Community health councils are in rebellion over the appointment of a new director for their national association in moves that could disrupt the patient watchdog movement's conference.
The revolt, centred on CHCs in the North West and South West regions, is focused on the alleged lack of opportunities for member bodies to get involved in the appointment.
Chester and Ellesmere Port CHC chair Kath Stephenson this week objected to the 'very tight schedule imposed' to replace Toby Harris as director of the Association of CHCs for England and Wales.
An emergency motion to force the issue is expected to be submitted to the ACHCEW annual conference in July.
The closing date for applications for the job, which pays up to pounds40,000 a year, is 8 July. An appointments panel will shortlist candidates by 16 July, with interviews due to take place on 27 July.
But in a letter to ACHCEW chair Jennifer Elliott, Ms Stephenson says the wider CHC movement should be allowed to debate the director's post in the context of the changed NHS at the conference.
Both Ms Elliott and Mr Harris are standing by the timetable, arguing it is important to appoint a director quickly. Mr Harris, who has promised to stay in post 'to ensure a smooth handover', will be paid until December.
But Ms Stephenson says in her letter that changes to the NHS should lead to 'fundamental questioning of the role of ACHCEW and its relationship to CHCs'.
'The role and responsibilities of the chief executive must be part of this,' she says. Ms Stephenson adds that people in the CHC movement will feel they are being 'bounced'.
Delegates to a Society of CHC Staffs conference earlier this year discussed whether CHCs might get better services if they switched their ACHCEW pounds1,500 annual subscription to the society.
Chair Chris Sweeney said: 'There has been disenchantment among CHC staff with some aspects of ACHCEW. Many staff believe this is an opportunity which should not be missed to re-evaluate the role of the director.'
Ms Elliott, who is standing down at the conference, told HSJ that she was satisfied proper mechanisms were in place to ensure that the CHC movement had a say.
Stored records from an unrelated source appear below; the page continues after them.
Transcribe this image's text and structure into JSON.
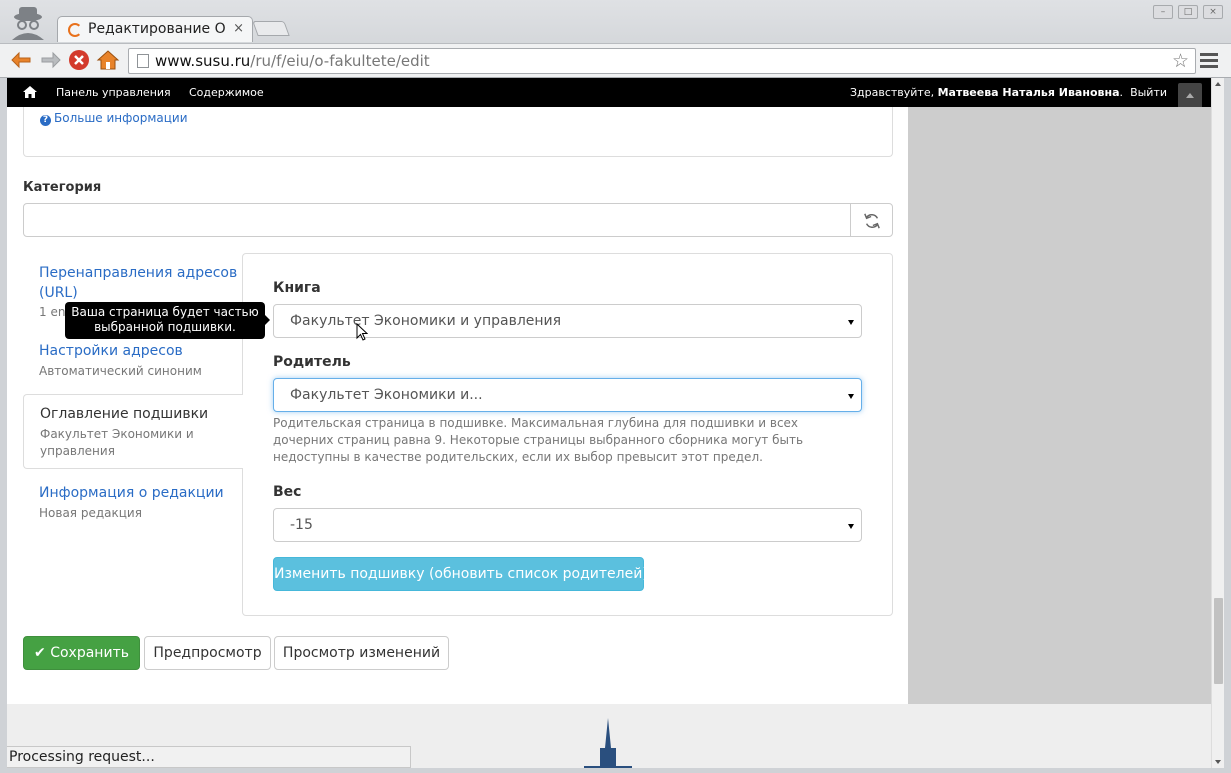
{
  "browser": {
    "tab_title": "Редактирование О",
    "tab_close": "×",
    "url_host": "www.susu.ru",
    "url_path": "/ru/f/eiu/o-fakultete/edit",
    "window_buttons": [
      "–",
      "□",
      "×"
    ]
  },
  "admin_bar": {
    "home_icon": "home-icon",
    "links": [
      "Панель управления",
      "Содержимое"
    ],
    "greeting": "Здравствуйте,",
    "user_name": "Матвеева Наталья Ивановна",
    "greeting_end": ".",
    "logout": "Выйти"
  },
  "top_panel": {
    "more_info": "Больше информации",
    "info_icon": "question-circle-icon"
  },
  "category": {
    "label": "Категория",
    "value": "",
    "refresh_icon": "refresh-icon"
  },
  "vertical_tabs": [
    {
      "title": "Перенаправления адресов (URL)",
      "subtitle": "1 en"
    },
    {
      "title": "Настройки адресов",
      "subtitle": "Автоматический синоним"
    },
    {
      "title": "Оглавление подшивки",
      "subtitle": "Факультет Экономики и управления",
      "active": true
    },
    {
      "title": "Информация о редакции",
      "subtitle": "Новая редакция"
    }
  ],
  "tooltip": "Ваша страница будет частью выбранной подшивки.",
  "book_form": {
    "book_label": "Книга",
    "book_value": "Факультет Экономики и управления",
    "parent_label": "Родитель",
    "parent_value": "Факультет Экономики и...",
    "parent_help": "Родительская страница в подшивке. Максимальная глубина для подшивки и всех дочерних страниц равна 9. Некоторые страницы выбранного сборника могут быть недоступны в качестве родительских, если их выбор превысит этот предел.",
    "weight_label": "Вес",
    "weight_value": "-15",
    "change_button": "Изменить подшивку (обновить список родителей)"
  },
  "actions": {
    "save": "Сохранить",
    "preview": "Предпросмотр",
    "view_changes": "Просмотр изменений"
  },
  "status": "Processing request...",
  "colors": {
    "link": "#2a6cc5",
    "success": "#45a143",
    "info": "#5bc0de",
    "admin_bar": "#000000"
  }
}
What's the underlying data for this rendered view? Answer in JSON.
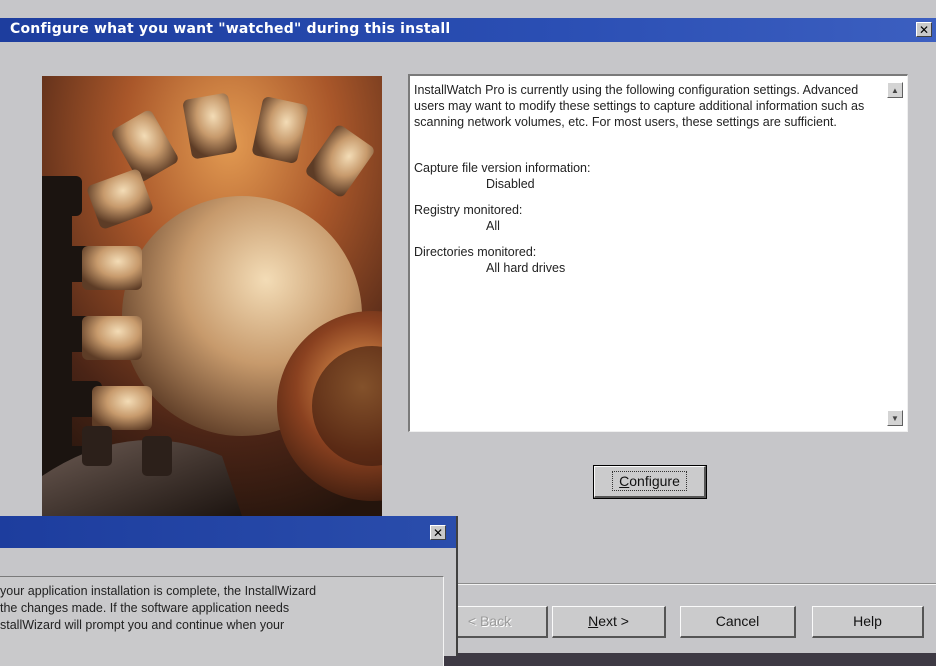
{
  "window": {
    "title": "Configure what you want \"watched\" during this install",
    "close_glyph": "✕"
  },
  "info": {
    "intro": "InstallWatch Pro is currently using the following configuration settings. Advanced users may want to modify these settings to capture additional information such as scanning network volumes, etc. For most users, these settings are sufficient.",
    "settings": [
      {
        "label": "Capture file version information:",
        "value": "Disabled"
      },
      {
        "label": "Registry monitored:",
        "value": "All"
      },
      {
        "label": "Directories monitored:",
        "value": "All hard drives"
      }
    ]
  },
  "buttons": {
    "configure": {
      "key": "C",
      "rest": "onfigure"
    },
    "back": "< Back",
    "next": {
      "key": "N",
      "rest": "ext >"
    },
    "cancel": "Cancel",
    "help": "Help"
  },
  "second_window": {
    "close_glyph": "✕",
    "text_lines": [
      "your application installation is complete, the InstallWizard",
      " the changes made.  If the software application needs",
      "stallWizard will prompt you and continue when your"
    ]
  },
  "icons": {
    "close": "close-icon",
    "scroll_up": "scroll-up-arrow-icon",
    "scroll_down": "scroll-down-arrow-icon"
  }
}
The report of a working party on accountability would be discussed at the conference and there would be opportunities to alter the 'draft' director's job description.
Mr Harris said the job description had been revised in the light of recommendations from the working party and was subject to approval by ACHCEW's standing committee.
The vast majority of CHCs surveyed over the last year were very satisfied with the services they received from ACHCEW, he said.